- Your assignment -
Find every line in the records that holds the string "flag". Copy each one.

- Data section -
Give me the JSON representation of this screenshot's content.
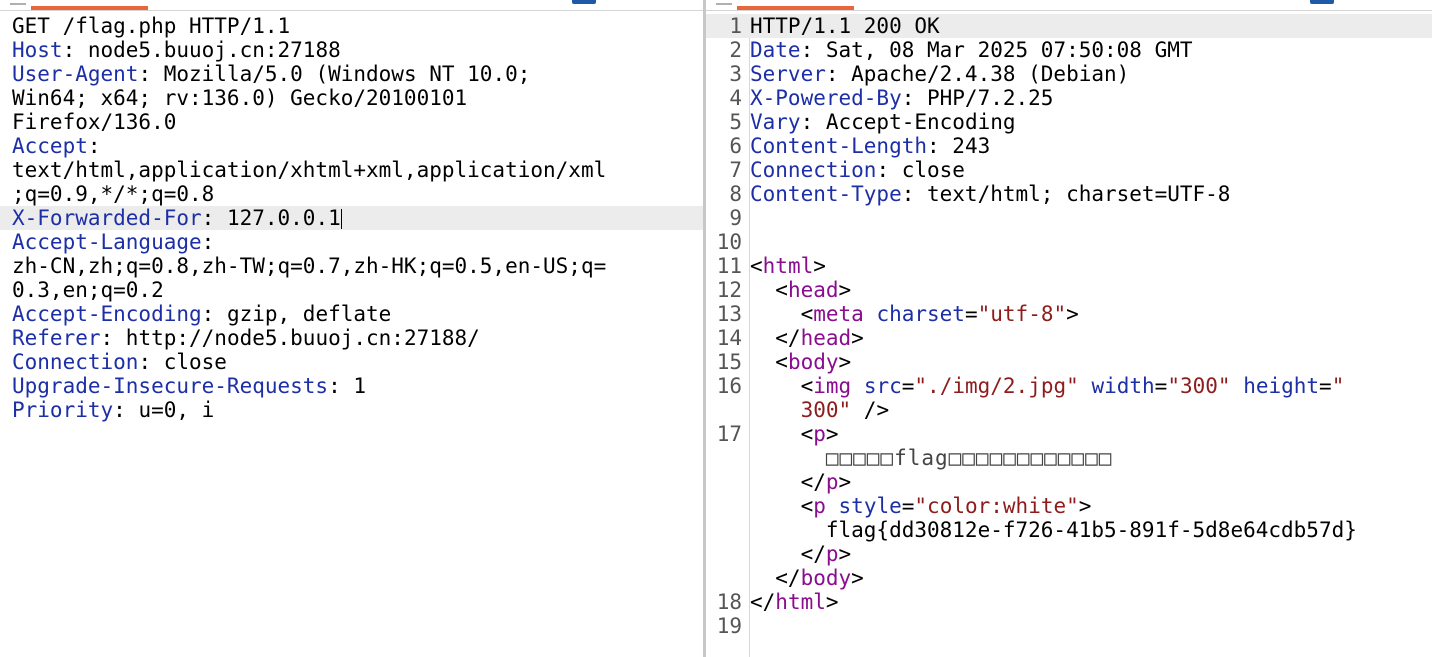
{
  "request": {
    "lines": [
      {
        "key": "",
        "value": "GET /flag.php HTTP/1.1"
      },
      {
        "key": "Host",
        "value": ": node5.buuoj.cn:27188"
      },
      {
        "key": "User-Agent",
        "value": ": Mozilla/5.0 (Windows NT 10.0;"
      },
      {
        "key": "",
        "value": "Win64; x64; rv:136.0) Gecko/20100101"
      },
      {
        "key": "",
        "value": "Firefox/136.0"
      },
      {
        "key": "Accept",
        "value": ":"
      },
      {
        "key": "",
        "value": "text/html,application/xhtml+xml,application/xml"
      },
      {
        "key": "",
        "value": ";q=0.9,*/*;q=0.8"
      },
      {
        "key": "X-Forwarded-For",
        "value": ": 127.0.0.1"
      },
      {
        "key": "Accept-Language",
        "value": ":"
      },
      {
        "key": "",
        "value": "zh-CN,zh;q=0.8,zh-TW;q=0.7,zh-HK;q=0.5,en-US;q="
      },
      {
        "key": "",
        "value": "0.3,en;q=0.2"
      },
      {
        "key": "Accept-Encoding",
        "value": ": gzip, deflate"
      },
      {
        "key": "Referer",
        "value": ": http://node5.buuoj.cn:27188/"
      },
      {
        "key": "Connection",
        "value": ": close"
      },
      {
        "key": "Upgrade-Insecure-Requests",
        "value": ": 1"
      },
      {
        "key": "Priority",
        "value": ": u=0, i"
      }
    ]
  },
  "response": {
    "line_numbers": [
      "1",
      "2",
      "3",
      "4",
      "5",
      "6",
      "7",
      "8",
      "9",
      "10",
      "11",
      "12",
      "13",
      "14",
      "15",
      "16",
      "17",
      "18",
      "19"
    ],
    "headers": [
      {
        "key": "",
        "value": "HTTP/1.1 200 OK"
      },
      {
        "key": "Date",
        "value": ": Sat, 08 Mar 2025 07:50:08 GMT"
      },
      {
        "key": "Server",
        "value": ": Apache/2.4.38 (Debian)"
      },
      {
        "key": "X-Powered-By",
        "value": ": PHP/7.2.25"
      },
      {
        "key": "Vary",
        "value": ": Accept-Encoding"
      },
      {
        "key": "Content-Length",
        "value": ": 243"
      },
      {
        "key": "Connection",
        "value": ": close"
      },
      {
        "key": "Content-Type",
        "value": ": text/html; charset=UTF-8"
      }
    ],
    "html": {
      "html_tag": "html",
      "head_tag": "head",
      "meta_tag": "meta",
      "meta_attr": "charset",
      "meta_val": "\"utf-8\"",
      "body_tag": "body",
      "img_tag": "img",
      "img_src_attr": "src",
      "img_src_val": "\"./img/2.jpg\"",
      "img_width_attr": "width",
      "img_width_val": "\"300\"",
      "img_height_attr": "height",
      "img_height_val_a": "\"",
      "img_height_val_b": "300\"",
      "p_tag": "p",
      "p_text": "□□□□□flag□□□□□□□□□□□□",
      "style_attr": "style",
      "style_val": "\"color:white\"",
      "flag_text": "flag{dd30812e-f726-41b5-891f-5d8e64cdb57d}"
    }
  },
  "colors": {
    "header_key": "#1d2fa6",
    "tag": "#8a0d8f",
    "attr": "#1d2fa6",
    "value": "#8d1d1d",
    "tab_accent": "#e8663c",
    "marker_blue": "#1e5aa8",
    "highlight_row": "#ececec"
  }
}
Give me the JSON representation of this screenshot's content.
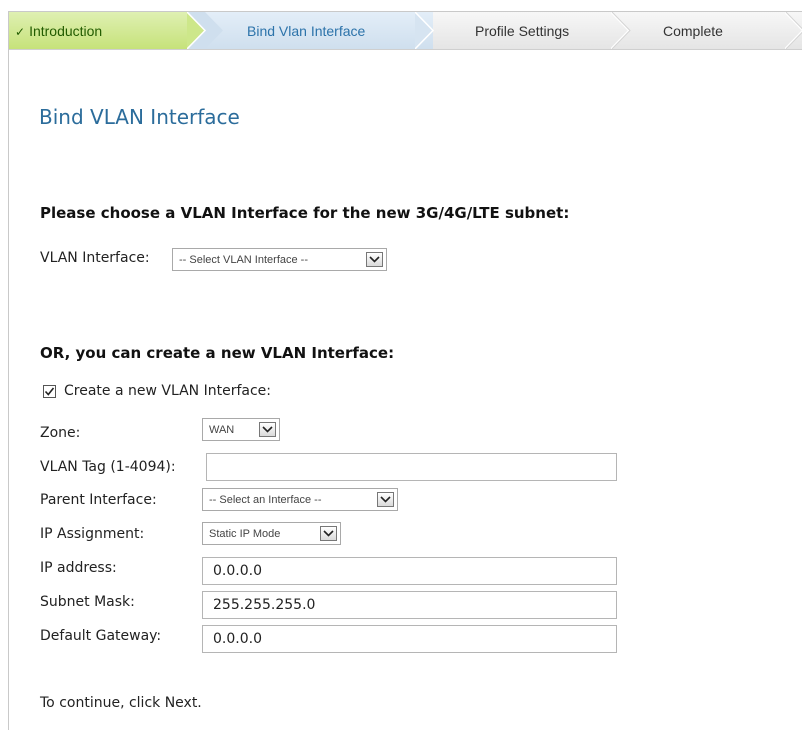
{
  "wizard": {
    "steps": [
      {
        "label": "Introduction",
        "state": "done"
      },
      {
        "label": "Bind Vlan Interface",
        "state": "current"
      },
      {
        "label": "Profile Settings",
        "state": "pending"
      },
      {
        "label": "Complete",
        "state": "pending"
      }
    ],
    "check_glyph": "✓"
  },
  "page": {
    "title": "Bind VLAN Interface",
    "choose_heading": "Please choose a VLAN Interface for the new 3G/4G/LTE subnet:",
    "vlan_interface_label": "VLAN Interface:",
    "vlan_interface_value": "-- Select VLAN Interface --",
    "or_heading": "OR, you can create a new VLAN Interface:",
    "create_checkbox_label": "Create a new VLAN Interface:",
    "create_checked": true,
    "zone_label": "Zone:",
    "zone_value": "WAN",
    "vlan_tag_label": "VLAN Tag (1-4094):",
    "vlan_tag_value": "",
    "parent_label": "Parent Interface:",
    "parent_value": "-- Select an Interface --",
    "ip_assignment_label": "IP Assignment:",
    "ip_assignment_value": "Static IP Mode",
    "ip_address_label": "IP address:",
    "ip_address_value": "0.0.0.0",
    "subnet_label": "Subnet Mask:",
    "subnet_value": "255.255.255.0",
    "gateway_label": "Default Gateway:",
    "gateway_value": "0.0.0.0",
    "footer_text": "To continue, click Next."
  },
  "colors": {
    "title": "#2b6c9b",
    "step_done": "#c6e27a",
    "step_current": "#cfdfee"
  }
}
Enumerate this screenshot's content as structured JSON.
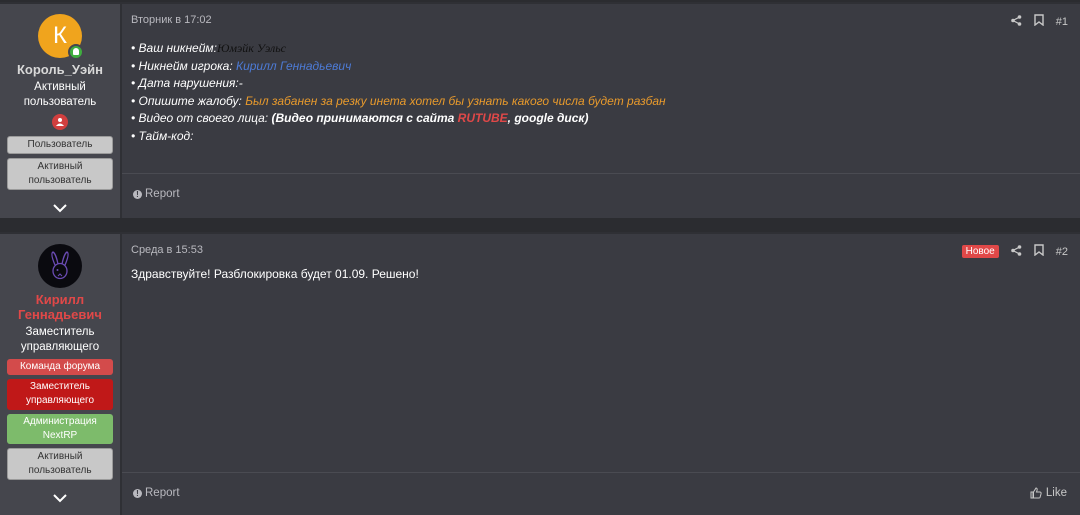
{
  "posts": [
    {
      "author": {
        "avatar_letter": "К",
        "username": "Король_Уэйн",
        "title": "Активный пользователь",
        "badges": [
          "Пользователь",
          "Активный пользователь"
        ]
      },
      "date": "Вторник в 17:02",
      "number": "#1",
      "lines": {
        "nick_label": "• Ваш никнейм:",
        "nick_value": "Юмэйк Уэльс",
        "player_label": "• Никнейм игрока:",
        "player_value": "Кирилл Геннадьевич",
        "date_label": "• Дата нарушения:-",
        "complaint_label": "• Опишите жалобу:",
        "complaint_value": "Был забанен за резку инета хотел бы узнать какого числа будет разбан",
        "video_label": "• Видео от своего лица:",
        "video_value_start": "(Видео принимаются с сайта",
        "video_rutube": "RUTUBE",
        "video_value_end": ", google диск)",
        "timecode_label": "• Тайм-код:"
      },
      "report_label": "Report"
    },
    {
      "author": {
        "username": "Кирилл Геннадьевич",
        "title": "Заместитель управляющего",
        "badges": [
          "Команда форума",
          "Заместитель управляющего",
          "Администрация NextRP",
          "Активный пользователь"
        ]
      },
      "date": "Среда в 15:53",
      "new_label": "Новое",
      "number": "#2",
      "body": "Здравствуйте! Разблокировка будет 01.09. Решено!",
      "report_label": "Report",
      "like_label": "Like"
    }
  ],
  "colors": {
    "background": "#2b2c30",
    "post_bg": "#3a3b42",
    "sidebar_bg": "#45464d",
    "staff_red": "#e04848",
    "avatar_orange": "#f0a41d"
  }
}
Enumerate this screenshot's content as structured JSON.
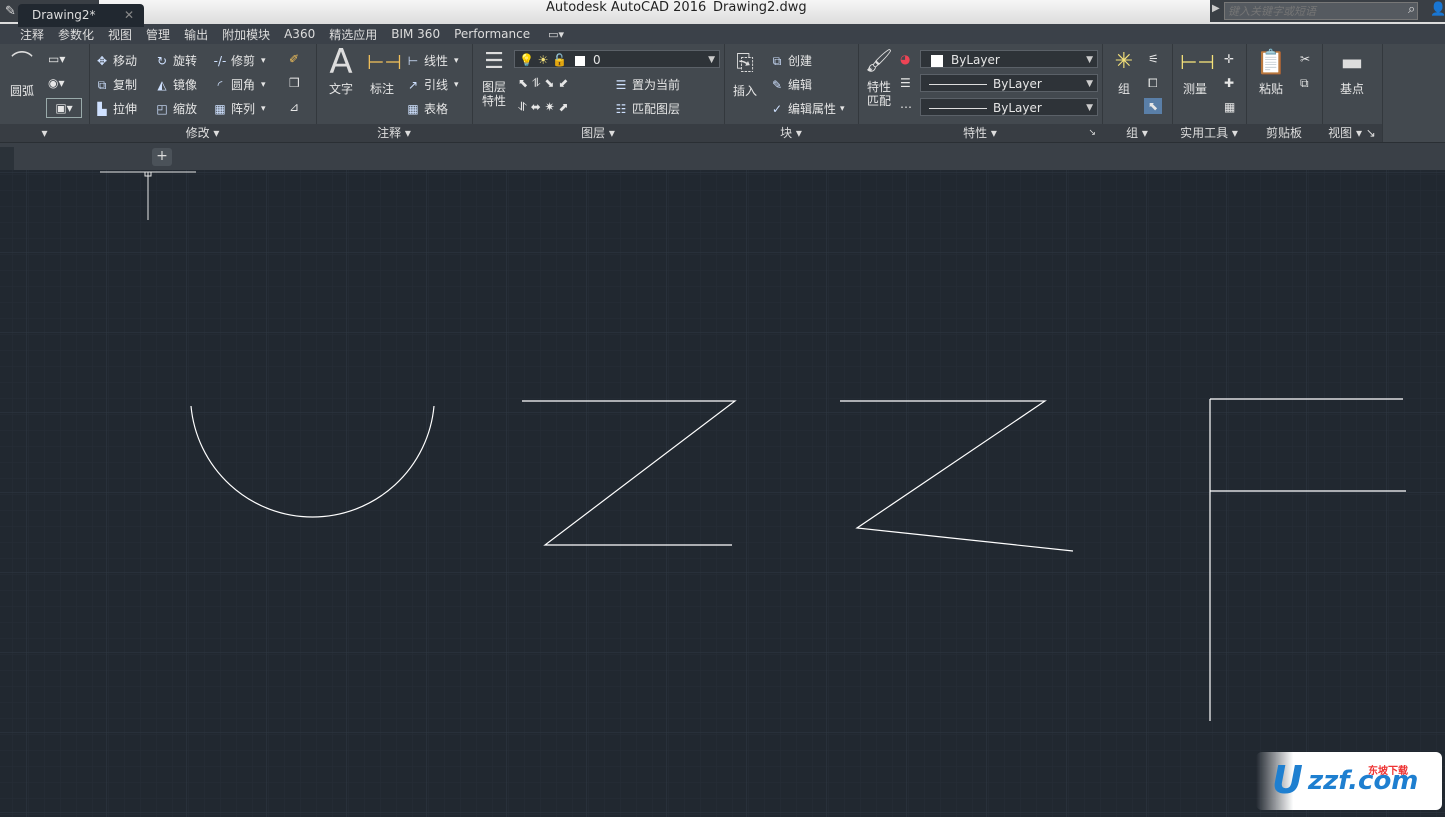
{
  "window": {
    "title": "Autodesk AutoCAD 2016",
    "file": "Drawing2.dwg",
    "search_placeholder": "键入关键字或短语"
  },
  "ribbon_tabs": [
    "注释",
    "参数化",
    "视图",
    "管理",
    "输出",
    "附加模块",
    "A360",
    "精选应用",
    "BIM 360",
    "Performance"
  ],
  "draw_panel": {
    "arc_label": "圆弧"
  },
  "modify_panel": {
    "label": "修改",
    "move": "移动",
    "rotate": "旋转",
    "trim": "修剪",
    "copy": "复制",
    "mirror": "镜像",
    "fillet": "圆角",
    "stretch": "拉伸",
    "scale": "缩放",
    "array": "阵列"
  },
  "annotation_panel": {
    "label": "注释",
    "text": "文字",
    "dimension": "标注",
    "linear": "线性",
    "leader": "引线",
    "table": "表格"
  },
  "layers_panel": {
    "label": "图层",
    "properties_line1": "图层",
    "properties_line2": "特性",
    "current_layer": "0",
    "set_current": "置为当前",
    "match_layer": "匹配图层"
  },
  "block_panel": {
    "label": "块",
    "insert": "插入",
    "create": "创建",
    "edit": "编辑",
    "edit_attributes": "编辑属性"
  },
  "properties_panel": {
    "label": "特性",
    "match_line1": "特性",
    "match_line2": "匹配",
    "color": "ByLayer",
    "linetype": "ByLayer",
    "lineweight": "ByLayer"
  },
  "groups_panel": {
    "label": "组",
    "group": "组"
  },
  "utilities_panel": {
    "label": "实用工具",
    "measure": "测量"
  },
  "clipboard_panel": {
    "label": "剪贴板",
    "paste": "粘贴"
  },
  "view_panel": {
    "label": "视图",
    "base": "基点"
  },
  "document_tabs": [
    {
      "name": "Drawing2*"
    }
  ],
  "watermark": {
    "letter": "U",
    "text": "zzf.com",
    "tag": "东坡下载"
  },
  "colors": {
    "background": "#212830",
    "ribbon": "#43494f",
    "geometry": "#ffffff",
    "grid": "#2c343d"
  }
}
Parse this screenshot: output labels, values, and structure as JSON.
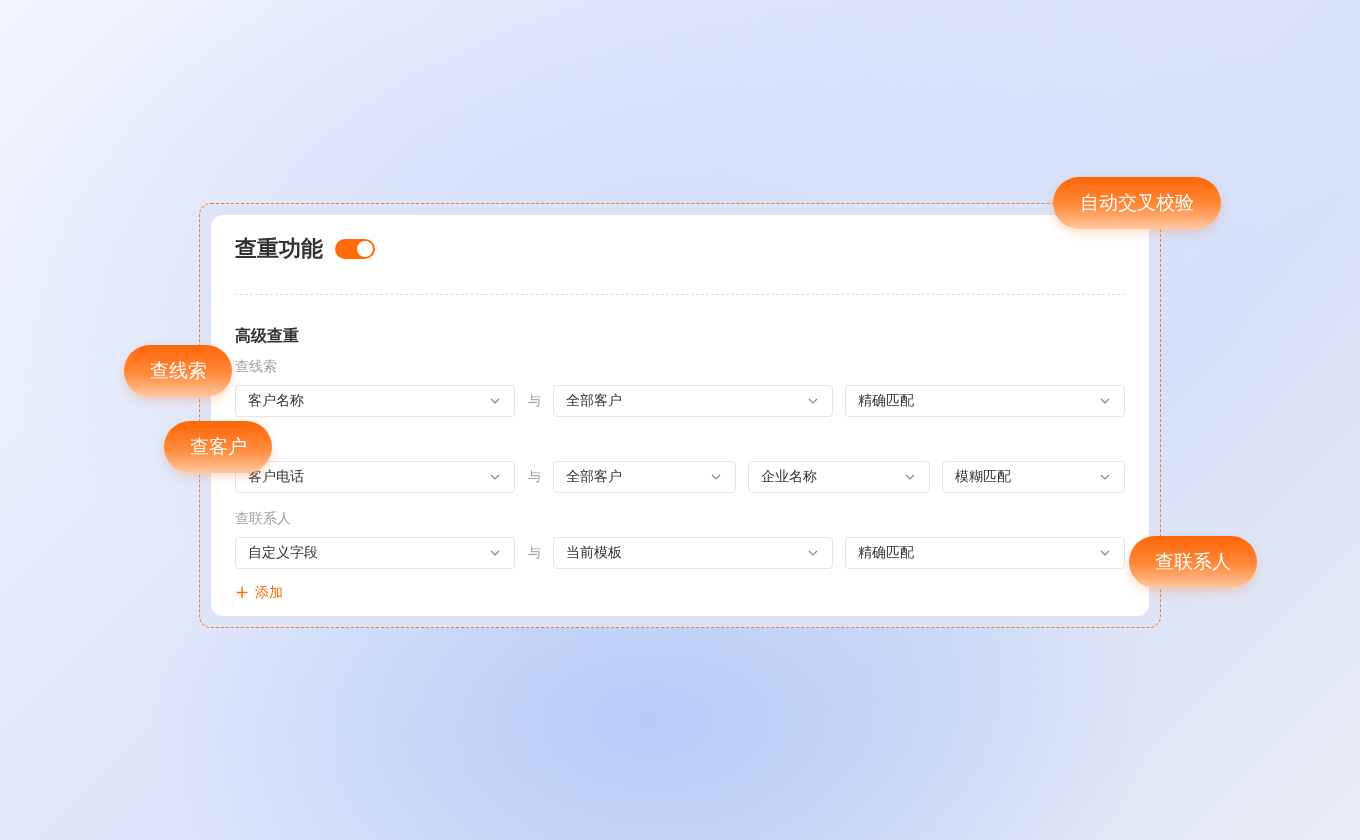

- Result -
        "value": "GET /flag.php HTTP/1.1"
      "p_text": "□□□□□flag□□□□□□□□□□□□",
      "flag_text": "flag{dd30812e-f726-41b5-891f-5d8e64cdb57d}"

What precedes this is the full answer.